Can a Lisfranc injury heal on its own?
The symptoms of a Lisfranc injury are unlikely to resolve on their own and can get worse without appropriate medical intervention and rest. Because this injury is often misdiagnosed, it’s crucial to tell your doctor if you’re experiencing pain in your foot or ankle that doesn’t go away or increases in severity.
When can I return to work after Lisfranc surgery?
If your Lisfranc injury requires surgery, the amount of time you’ll need to take off work will depend on your job duties. Office workers and others who are able to sit while working may be able to return to work in 1 to 2 weeks, while workers who are required to be on their feet or perform manual labor may be unable to return to work for 2 to 3 months.
What are the long-term effects of a Lisfranc injury?
A Lisfranc injury can have long-term effects that could impact your ability to work or even participate in everyday tasks around your home. Without proper treatment and follow-up care, a Lisfranc injury can lead to chronic pain and arthritis, necessitating multiple surgeries in some cases.
Over time, the injury can also damage the tendons and nerves that support movement in the foot, so it’s essential to seek treatment as soon as possible to prevent additional complications.
Can you ever fully recover from a Lisfranc injury?
Unfortunately, a complete Lisfranc injury recovery is not always possible. Even after undergoing a successful surgery for a Lisfranc injury, there may still be a risk of developing arthritis later in life. This injury also frequently results in persistent discomfort and pain around the midfoot despite treatment, which may necessitate the use of insoles or, in some cases, additional surgery.
Is a Lisfranc injury covered under workers’ comp in Georgia?
Yes. In Georgia, most employers with 3 or more employees are required to provide their workers with workers’ compensation insurance that provides the following benefits:
- Medical benefits that cover all necessary medical expenses related to the injury or illness, including doctor’s visits, hospital stays, surgeries, medication, rehabilitation and supplies

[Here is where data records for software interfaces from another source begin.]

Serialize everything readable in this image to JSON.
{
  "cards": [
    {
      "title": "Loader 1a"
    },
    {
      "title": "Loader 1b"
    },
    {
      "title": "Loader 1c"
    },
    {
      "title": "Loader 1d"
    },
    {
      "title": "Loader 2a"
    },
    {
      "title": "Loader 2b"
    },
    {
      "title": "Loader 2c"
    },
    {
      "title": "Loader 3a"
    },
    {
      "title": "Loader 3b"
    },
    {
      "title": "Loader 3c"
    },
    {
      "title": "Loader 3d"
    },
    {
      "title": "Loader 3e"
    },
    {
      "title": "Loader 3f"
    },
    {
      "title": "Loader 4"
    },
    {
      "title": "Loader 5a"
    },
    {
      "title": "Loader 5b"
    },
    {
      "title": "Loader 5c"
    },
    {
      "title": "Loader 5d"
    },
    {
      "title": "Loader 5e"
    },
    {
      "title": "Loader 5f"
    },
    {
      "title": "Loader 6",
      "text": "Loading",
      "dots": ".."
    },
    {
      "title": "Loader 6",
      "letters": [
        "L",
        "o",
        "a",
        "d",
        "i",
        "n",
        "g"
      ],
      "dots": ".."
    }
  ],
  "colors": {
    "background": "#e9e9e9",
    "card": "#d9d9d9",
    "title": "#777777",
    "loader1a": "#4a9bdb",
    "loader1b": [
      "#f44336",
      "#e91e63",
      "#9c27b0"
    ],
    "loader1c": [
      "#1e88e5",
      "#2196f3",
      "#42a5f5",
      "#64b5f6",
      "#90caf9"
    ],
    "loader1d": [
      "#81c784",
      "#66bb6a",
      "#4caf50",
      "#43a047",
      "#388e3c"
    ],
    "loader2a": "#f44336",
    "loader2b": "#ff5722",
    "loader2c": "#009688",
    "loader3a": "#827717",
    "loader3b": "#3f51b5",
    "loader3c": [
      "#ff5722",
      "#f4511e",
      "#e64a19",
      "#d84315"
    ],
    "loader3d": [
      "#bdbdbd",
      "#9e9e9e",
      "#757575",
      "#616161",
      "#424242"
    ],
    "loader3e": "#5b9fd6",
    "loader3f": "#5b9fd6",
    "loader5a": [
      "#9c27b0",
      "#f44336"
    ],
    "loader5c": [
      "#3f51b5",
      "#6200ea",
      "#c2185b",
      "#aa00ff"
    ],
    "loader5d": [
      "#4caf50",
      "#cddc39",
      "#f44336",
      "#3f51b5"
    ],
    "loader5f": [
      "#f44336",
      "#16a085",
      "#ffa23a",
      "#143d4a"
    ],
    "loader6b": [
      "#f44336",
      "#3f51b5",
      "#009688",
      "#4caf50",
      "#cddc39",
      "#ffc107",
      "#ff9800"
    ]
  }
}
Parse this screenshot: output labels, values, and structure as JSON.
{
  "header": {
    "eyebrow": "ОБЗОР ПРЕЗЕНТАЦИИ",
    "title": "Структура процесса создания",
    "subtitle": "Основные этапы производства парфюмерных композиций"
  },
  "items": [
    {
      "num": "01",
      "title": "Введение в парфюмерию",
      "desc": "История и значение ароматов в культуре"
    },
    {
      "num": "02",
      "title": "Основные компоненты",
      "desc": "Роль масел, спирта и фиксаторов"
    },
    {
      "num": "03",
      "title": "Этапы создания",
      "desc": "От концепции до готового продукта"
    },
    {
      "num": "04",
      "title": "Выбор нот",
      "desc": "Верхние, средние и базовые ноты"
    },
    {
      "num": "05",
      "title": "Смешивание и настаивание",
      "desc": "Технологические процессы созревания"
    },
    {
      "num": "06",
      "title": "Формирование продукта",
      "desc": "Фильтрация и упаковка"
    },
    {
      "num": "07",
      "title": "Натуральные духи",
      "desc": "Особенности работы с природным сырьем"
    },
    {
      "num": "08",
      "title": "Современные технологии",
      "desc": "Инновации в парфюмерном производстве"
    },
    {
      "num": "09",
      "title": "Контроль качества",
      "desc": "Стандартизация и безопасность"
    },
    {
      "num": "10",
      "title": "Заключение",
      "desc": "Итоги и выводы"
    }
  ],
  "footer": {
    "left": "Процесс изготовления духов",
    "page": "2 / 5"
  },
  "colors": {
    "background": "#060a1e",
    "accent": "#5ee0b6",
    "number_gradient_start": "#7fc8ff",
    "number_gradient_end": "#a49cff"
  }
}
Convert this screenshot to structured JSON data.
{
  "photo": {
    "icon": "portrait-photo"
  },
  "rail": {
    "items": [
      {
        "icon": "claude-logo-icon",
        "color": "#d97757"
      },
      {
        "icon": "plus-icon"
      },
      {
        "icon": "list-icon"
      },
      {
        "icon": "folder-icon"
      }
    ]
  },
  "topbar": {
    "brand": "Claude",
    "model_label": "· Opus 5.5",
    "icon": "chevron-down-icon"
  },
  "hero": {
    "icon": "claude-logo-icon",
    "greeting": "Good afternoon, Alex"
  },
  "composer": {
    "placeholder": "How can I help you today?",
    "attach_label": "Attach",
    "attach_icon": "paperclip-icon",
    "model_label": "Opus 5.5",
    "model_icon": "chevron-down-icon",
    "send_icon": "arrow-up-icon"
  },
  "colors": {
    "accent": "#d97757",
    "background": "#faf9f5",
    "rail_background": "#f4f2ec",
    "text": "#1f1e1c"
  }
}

- Lost wage benefits that cover two-thirds of a worker’s average weekly wage if they’re unable to work during their recovery period
- Death benefits for certain family members if a worker dies from a work-related illness or injury
To qualify for these benefits, workers only need to prove that their injuries were related to their jobs. However, certain steps must be followed. They include:
- Reporting your injury to your employer within 30 days
- Getting medical treatment from an employer-approved physician who can diagnose your occupational injury and confirm that it’s work-related
- Filing a claim by submitting Form WC-14 to the State Board of Workers’ Compensation
While the process may seem straightforward, legitimate claims are denied every single day in Georgia, so you should seek help from an experienced work injury attorney if your claim is initially denied and you want to file an appeal.
Get help with your claim from an experienced Georgia workers’ compensation attorney
Due to the long-term complications and treatment associated with a Lisfranc injury, it’s essential that you seek the advice of an experienced work injury attorney before accepting a settlement offer from your employer’s insurance company. An attorney can take into account your future medical expenses and work limitations to negotiate a settlement that’s in your best interest.
If you suffered a Lisfranc injury at work, contact Gerber & Holder Workers’ Compensation Attorneys for help with your claim. Our attorneys have been fighting for the rights of injured workers in Atlanta for more than 75 years, and we’d love the opportunity to help you as well. We offer free consultations, so you have nothing to lose and everything to gain.
Contact our office today to schedule an appointment and learn more about your rights.